[Exercise inputs]:
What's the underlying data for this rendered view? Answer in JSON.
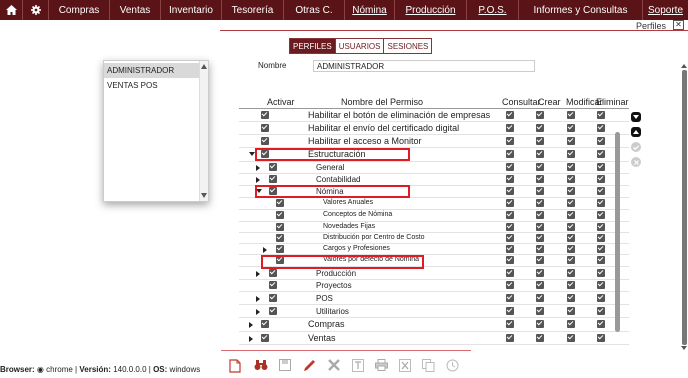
{
  "nav": {
    "home_icon": "home-icon",
    "settings_icon": "gear-icon",
    "items": [
      {
        "label": "Compras"
      },
      {
        "label": "Ventas"
      },
      {
        "label": "Inventario"
      },
      {
        "label": "Tesorería"
      },
      {
        "label": "Otras C."
      },
      {
        "label": "Nómina"
      },
      {
        "label": "Producción"
      },
      {
        "label": "P.O.S."
      },
      {
        "label": "Informes y Consultas"
      },
      {
        "label": "Soporte"
      }
    ]
  },
  "breadcrumb": {
    "label": "Perfiles",
    "close": "✕"
  },
  "tabs": [
    {
      "label": "PERFILES",
      "active": true
    },
    {
      "label": "USUARIOS",
      "active": false
    },
    {
      "label": "SESIONES",
      "active": false
    }
  ],
  "profiles": {
    "items": [
      "ADMINISTRADOR",
      "VENTAS POS"
    ],
    "selected": "ADMINISTRADOR"
  },
  "form": {
    "nombre_label": "Nombre",
    "nombre_value": "ADMINISTRADOR"
  },
  "table": {
    "headers": {
      "activar": "Activar",
      "nombre": "Nombre del Permiso",
      "consultar": "Consultar",
      "crear": "Crear",
      "modificar": "Modificar",
      "eliminar": "Eliminar"
    },
    "rows": [
      {
        "label": "Habilitar el botón de eliminación de empresas",
        "level": 0,
        "expander": "none"
      },
      {
        "label": "Habilitar el envío del certificado digital",
        "level": 0,
        "expander": "none"
      },
      {
        "label": "Habilitar el acceso a Monitor",
        "level": 0,
        "expander": "none"
      },
      {
        "label": "Estructuración",
        "level": 0,
        "expander": "down"
      },
      {
        "label": "General",
        "level": 1,
        "expander": "right"
      },
      {
        "label": "Contabilidad",
        "level": 1,
        "expander": "right"
      },
      {
        "label": "Nómina",
        "level": 1,
        "expander": "down"
      },
      {
        "label": "Valores Anuales",
        "level": 2,
        "expander": "none"
      },
      {
        "label": "Conceptos de Nómina",
        "level": 2,
        "expander": "none"
      },
      {
        "label": "Novedades Fijas",
        "level": 2,
        "expander": "none"
      },
      {
        "label": "Distribución por Centro de Costo",
        "level": 2,
        "expander": "none"
      },
      {
        "label": "Cargos y Profesiones",
        "level": 2,
        "expander": "right"
      },
      {
        "label": "Valores por defecto de Nómina",
        "level": 2,
        "expander": "none"
      },
      {
        "label": "Producción",
        "level": 1,
        "expander": "right"
      },
      {
        "label": "Proyectos",
        "level": 1,
        "expander": "none"
      },
      {
        "label": "POS",
        "level": 1,
        "expander": "right"
      },
      {
        "label": "Utilitarios",
        "level": 1,
        "expander": "right"
      },
      {
        "label": "Compras",
        "level": 0,
        "expander": "right"
      },
      {
        "label": "Ventas",
        "level": 0,
        "expander": "right"
      }
    ]
  },
  "side_buttons": [
    "expand-icon",
    "collapse-icon",
    "check-icon",
    "delete-icon"
  ],
  "footer": {
    "browser_label": "Browser:",
    "browser_value": "chrome",
    "version_label": "Versión:",
    "version_value": "140.0.0.0",
    "os_label": "OS:",
    "os_value": "windows"
  },
  "toolbar": [
    "new-document-icon",
    "search-binoculars-icon",
    "save-icon",
    "edit-pencil-icon",
    "delete-x-icon",
    "text-icon",
    "print-icon",
    "excel-icon",
    "copy-icon",
    "history-icon"
  ]
}
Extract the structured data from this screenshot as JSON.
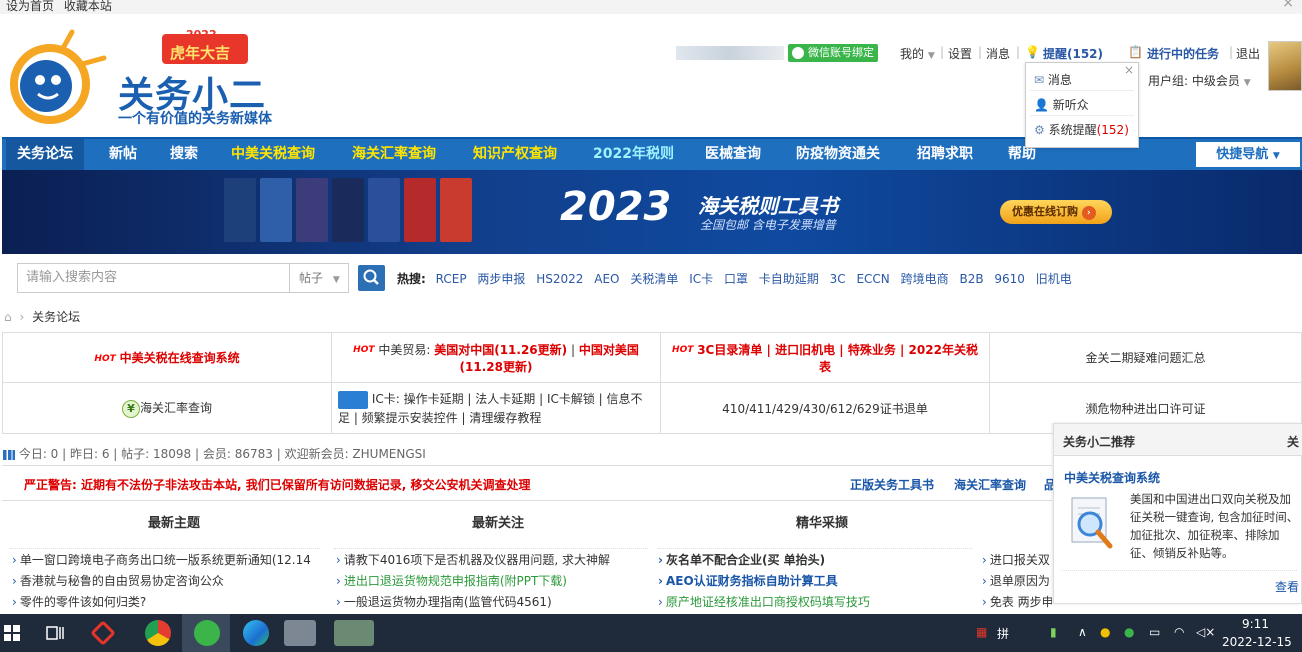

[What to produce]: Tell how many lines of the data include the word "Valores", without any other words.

[Answer box]: 2